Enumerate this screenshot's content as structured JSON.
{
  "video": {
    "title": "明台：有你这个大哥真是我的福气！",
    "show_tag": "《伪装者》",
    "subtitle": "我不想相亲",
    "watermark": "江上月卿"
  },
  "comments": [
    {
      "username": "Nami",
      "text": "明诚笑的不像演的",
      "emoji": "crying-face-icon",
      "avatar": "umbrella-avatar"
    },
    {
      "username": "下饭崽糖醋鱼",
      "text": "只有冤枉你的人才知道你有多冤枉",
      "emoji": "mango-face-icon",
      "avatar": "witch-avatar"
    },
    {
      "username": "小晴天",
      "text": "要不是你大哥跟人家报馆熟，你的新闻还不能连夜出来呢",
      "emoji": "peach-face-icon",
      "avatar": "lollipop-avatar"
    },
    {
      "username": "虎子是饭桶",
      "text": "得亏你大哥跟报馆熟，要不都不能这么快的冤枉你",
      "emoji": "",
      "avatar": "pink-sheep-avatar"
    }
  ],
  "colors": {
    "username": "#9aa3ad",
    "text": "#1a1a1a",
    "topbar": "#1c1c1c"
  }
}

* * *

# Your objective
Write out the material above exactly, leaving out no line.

# Exercise result
Enumerate this screenshot's content as structured JSON.
{
  "video": {
    "title": "明台：有你这个大哥真是我的福气！",
    "show_tag": "《伪装者》",
    "subtitle": "我不想相亲",
    "watermark": "江上月卿"
  },
  "comments": [
    {
      "username": "Nami",
      "text": "明诚笑的不像演的",
      "emoji": "crying-face-icon",
      "avatar": "umbrella-avatar"
    },
    {
      "username": "下饭崽糖醋鱼",
      "text": "只有冤枉你的人才知道你有多冤枉",
      "emoji": "mango-face-icon",
      "avatar": "witch-avatar"
    },
    {
      "username": "小晴天",
      "text": "要不是你大哥跟人家报馆熟，你的新闻还不能连夜出来呢",
      "emoji": "peach-face-icon",
      "avatar": "lollipop-avatar"
    },
    {
      "username": "虎子是饭桶",
      "text": "得亏你大哥跟报馆熟，要不都不能这么快的冤枉你",
      "emoji": "",
      "avatar": "pink-sheep-avatar"
    }
  ],
  "colors": {
    "username": "#9aa3ad",
    "text": "#1a1a1a",
    "topbar": "#1c1c1c"
  }
}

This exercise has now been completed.